Besides the fact many such rival organizations are present in the capital, including the powerful Jalisco Cartel, the localized nature of the extortion and microtrafficking rents La Unión Tepito depends on makes it vulnerable to atomization, according to López Aranda.
“There is a general tendency within the type of activities they engage in, that if you eliminate certain leadership structures, the remaining cells do not regroup,’ he said.
SEE ALSO: La Unión Tepito Profile
On the other side, however, are those that argue that even if authorities were not overstating the crackdown’s impact on La Unión Tepito, its loss of centralized leadership is not an existential threat. One such individual is Antonio Nieto, crime journalist and author of a book on La Unión Tepito.
“Omar García Harfuch declared that it isn’t a unified organization [anymore]. He’s right, of course…[but] in general it has always operated in this way, as cells that had an objective and a zone of influence,” he told InSight Crime.
In fact, according to Nieto, such was the speed of La Unión Tepito’s expansion prior to 2020, that authorities have not destroyed the group but are merely slowing its advance. For now, its dominant cells are not fighting one another and can effectively repel the advance of local rivals, like the growing Lenin Canchola gang, and of encroaching criminal organizations, like the Jalisco and Sinaloa cartels.

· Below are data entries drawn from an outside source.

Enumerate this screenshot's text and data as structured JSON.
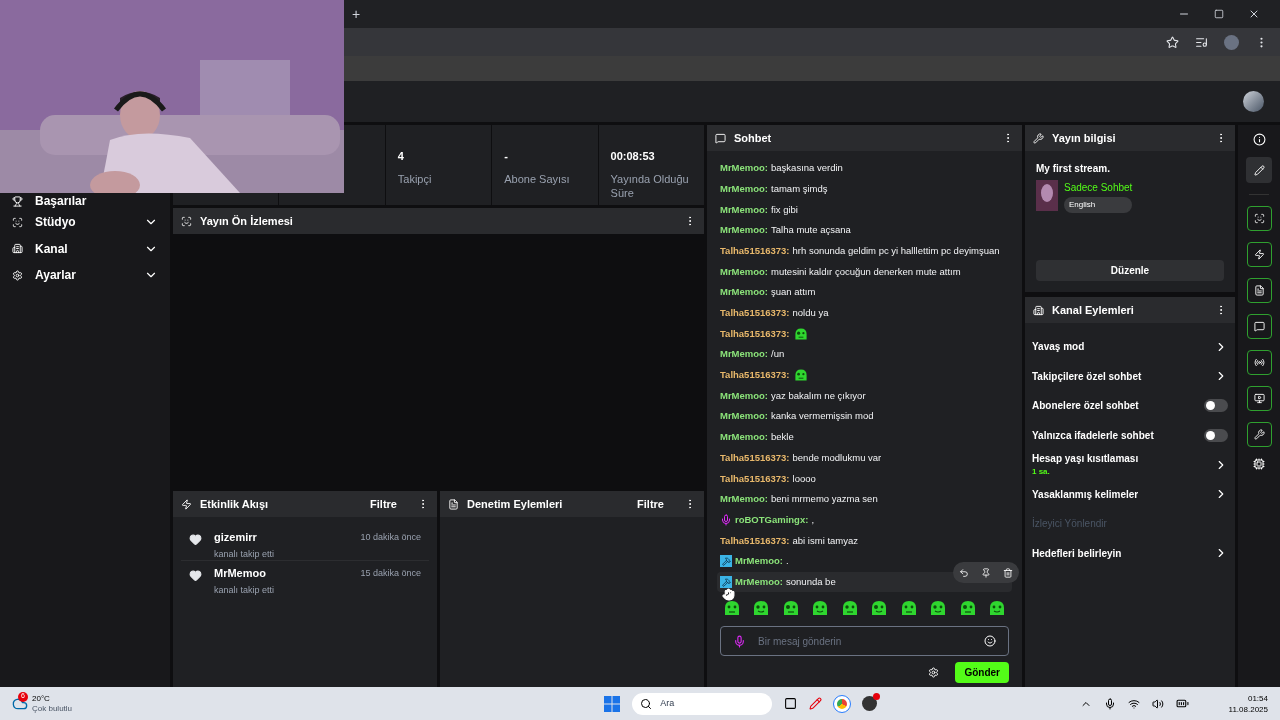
{
  "browser": {
    "new_tab": "+"
  },
  "sidebar": {
    "items": [
      {
        "label": "Başarılar",
        "kind": "link"
      },
      {
        "label": "Stüdyo",
        "kind": "group",
        "expanded": false
      },
      {
        "label": "Kanal",
        "kind": "group",
        "expanded": false
      },
      {
        "label": "Ayarlar",
        "kind": "group",
        "expanded": false
      }
    ]
  },
  "stats": [
    {
      "value": "4",
      "label": "Takipçi"
    },
    {
      "value": "-",
      "label": "Abone Sayısı"
    },
    {
      "value": "00:08:53",
      "label": "Yayında Olduğu Süre"
    }
  ],
  "preview": {
    "title": "Yayın Ön İzlemesi"
  },
  "activity": {
    "title": "Etkinlik Akışı",
    "filter": "Filtre",
    "events": [
      {
        "user": "gizemirr",
        "action": "kanalı takip etti",
        "time": "10 dakika önce"
      },
      {
        "user": "MrMemoo",
        "action": "kanalı takip etti",
        "time": "15 dakika önce"
      }
    ]
  },
  "moderation": {
    "title": "Denetim Eylemleri",
    "filter": "Filtre"
  },
  "chat": {
    "title": "Sohbet",
    "messages": [
      {
        "user": "MrMemoo:",
        "color": "#8be37a",
        "kind": "plain",
        "emote": false,
        "hovered": false,
        "text": "başkasına verdin"
      },
      {
        "user": "MrMemoo:",
        "color": "#8be37a",
        "kind": "plain",
        "emote": false,
        "hovered": false,
        "text": "tamam şimdş"
      },
      {
        "user": "MrMemoo:",
        "color": "#8be37a",
        "kind": "plain",
        "emote": false,
        "hovered": false,
        "text": "fix gibi"
      },
      {
        "user": "MrMemoo:",
        "color": "#8be37a",
        "kind": "plain",
        "emote": false,
        "hovered": false,
        "text": "Talha mute açsana"
      },
      {
        "user": "Talha51516373:",
        "color": "#e8b86b",
        "kind": "plain",
        "emote": false,
        "hovered": false,
        "text": "hrh sonunda geldim pc yi halllettim pc deyimşuan"
      },
      {
        "user": "MrMemoo:",
        "color": "#8be37a",
        "kind": "plain",
        "emote": false,
        "hovered": false,
        "text": "mutesini kaldır çocuğun denerken mute attım"
      },
      {
        "user": "MrMemoo:",
        "color": "#8be37a",
        "kind": "plain",
        "emote": false,
        "hovered": false,
        "text": "şuan attım"
      },
      {
        "user": "Talha51516373:",
        "color": "#e8b86b",
        "kind": "plain",
        "emote": false,
        "hovered": false,
        "text": "noldu ya"
      },
      {
        "user": "Talha51516373:",
        "color": "#e8b86b",
        "kind": "plain",
        "emote": true,
        "hovered": false
      },
      {
        "user": "MrMemoo:",
        "color": "#8be37a",
        "kind": "plain",
        "emote": false,
        "hovered": false,
        "text": "/un"
      },
      {
        "user": "Talha51516373:",
        "color": "#e8b86b",
        "kind": "plain",
        "emote": true,
        "hovered": false
      },
      {
        "user": "MrMemoo:",
        "color": "#8be37a",
        "kind": "plain",
        "emote": false,
        "hovered": false,
        "text": "yaz bakalım ne çıkıyor"
      },
      {
        "user": "MrMemoo:",
        "color": "#8be37a",
        "kind": "plain",
        "emote": false,
        "hovered": false,
        "text": "kanka vermemişsin mod"
      },
      {
        "user": "MrMemoo:",
        "color": "#8be37a",
        "kind": "plain",
        "emote": false,
        "hovered": false,
        "text": "bekle"
      },
      {
        "user": "Talha51516373:",
        "color": "#e8b86b",
        "kind": "plain",
        "emote": false,
        "hovered": false,
        "text": "bende modlukmu var"
      },
      {
        "user": "Talha51516373:",
        "color": "#e8b86b",
        "kind": "plain",
        "emote": false,
        "hovered": false,
        "text": "loooo"
      },
      {
        "user": "MrMemoo:",
        "color": "#8be37a",
        "kind": "plain",
        "emote": false,
        "hovered": false,
        "text": "beni mrmemo yazma sen"
      },
      {
        "user": "roBOTGamingx:",
        "color": "#8be37a",
        "kind": "mic",
        "emote": false,
        "hovered": false,
        "text": ","
      },
      {
        "user": "Talha51516373:",
        "color": "#e8b86b",
        "kind": "plain",
        "emote": false,
        "hovered": false,
        "text": "abi ismi tamyaz"
      },
      {
        "user": "MrMemoo:",
        "color": "#8be37a",
        "kind": "mod",
        "emote": false,
        "hovered": false,
        "text": "."
      },
      {
        "user": "MrMemoo:",
        "color": "#8be37a",
        "kind": "mod",
        "emote": false,
        "hovered": true,
        "text": "sonunda be"
      }
    ],
    "placeholder": "Bir mesaj gönderin",
    "send": "Gönder"
  },
  "stream_info": {
    "title": "Yayın bilgisi",
    "stream_title": "My first stream.",
    "category": "Sadece Sohbet",
    "tag": "English",
    "edit": "Düzenle"
  },
  "channel_actions": {
    "title": "Kanal Eylemleri",
    "items": [
      {
        "label": "Yavaş mod",
        "kind": "link"
      },
      {
        "label": "Takipçilere özel sohbet",
        "kind": "link"
      },
      {
        "label": "Abonelere özel sohbet",
        "kind": "toggle",
        "on": false
      },
      {
        "label": "Yalnızca ifadelerle sohbet",
        "kind": "toggle",
        "on": false
      },
      {
        "label": "Hesap yaşı kısıtlaması",
        "kind": "link",
        "sub": "1 sa."
      },
      {
        "label": "Yasaklanmış kelimeler",
        "kind": "link"
      },
      {
        "label": "İzleyici Yönlendir",
        "kind": "disabled"
      },
      {
        "label": "Hedefleri belirleyin",
        "kind": "link"
      }
    ]
  },
  "taskbar": {
    "weather_badge": "6",
    "temperature": "20°C",
    "condition": "Çok bulutlu",
    "search": "Ara",
    "time": "01:54",
    "date": "11.08.2025"
  }
}
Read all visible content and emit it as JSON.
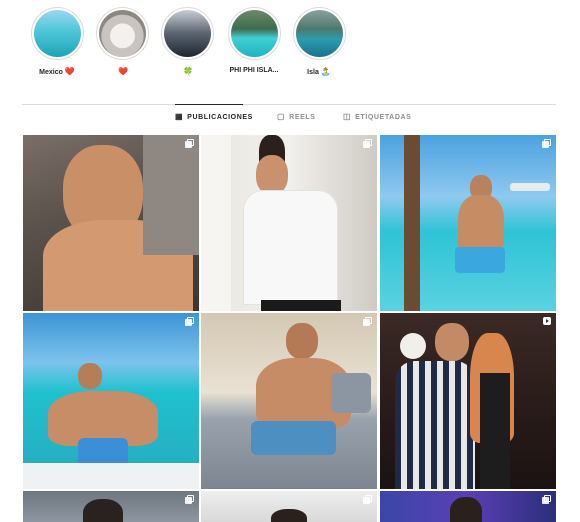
{
  "highlights": [
    {
      "label": "Mexico",
      "emoji": "❤️",
      "icon": "heart-emoji"
    },
    {
      "label": "",
      "emoji": "❤️",
      "icon": "heart-emoji"
    },
    {
      "label": "",
      "emoji": "🍀",
      "icon": "clover-emoji"
    },
    {
      "label": "PHI PHI ISLA...",
      "emoji": "",
      "icon": ""
    },
    {
      "label": "Isla",
      "emoji": "🏝️",
      "icon": "island-emoji"
    }
  ],
  "tabs": [
    {
      "label": "PUBLICACIONES",
      "icon": "grid-icon",
      "active": true
    },
    {
      "label": "REELS",
      "icon": "reels-icon",
      "active": false
    },
    {
      "label": "ETIQUETADAS",
      "icon": "tagged-icon",
      "active": false
    }
  ],
  "posts": [
    {
      "type": "carousel",
      "icon": "carousel-icon"
    },
    {
      "type": "carousel",
      "icon": "carousel-icon"
    },
    {
      "type": "carousel",
      "icon": "carousel-icon"
    },
    {
      "type": "carousel",
      "icon": "carousel-icon"
    },
    {
      "type": "carousel",
      "icon": "carousel-icon"
    },
    {
      "type": "reel",
      "icon": "reel-icon"
    },
    {
      "type": "carousel",
      "icon": "carousel-icon"
    },
    {
      "type": "carousel",
      "icon": "carousel-icon"
    },
    {
      "type": "carousel",
      "icon": "carousel-icon"
    }
  ],
  "colors": {
    "divider": "#dbdbdb",
    "text": "#262626",
    "muted": "#8e8e8e",
    "sea": "#2ec4d6",
    "sky": "#4aa3df",
    "skin": "#d9a07a"
  }
}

“In the long term, it’s possible other criminal groups or a cartel take power,” said Nieto, but “whatever happens, whoever they arrest, for at least two, three, or four years, we will continue saying La Unión is Mexico City’s dominant group.”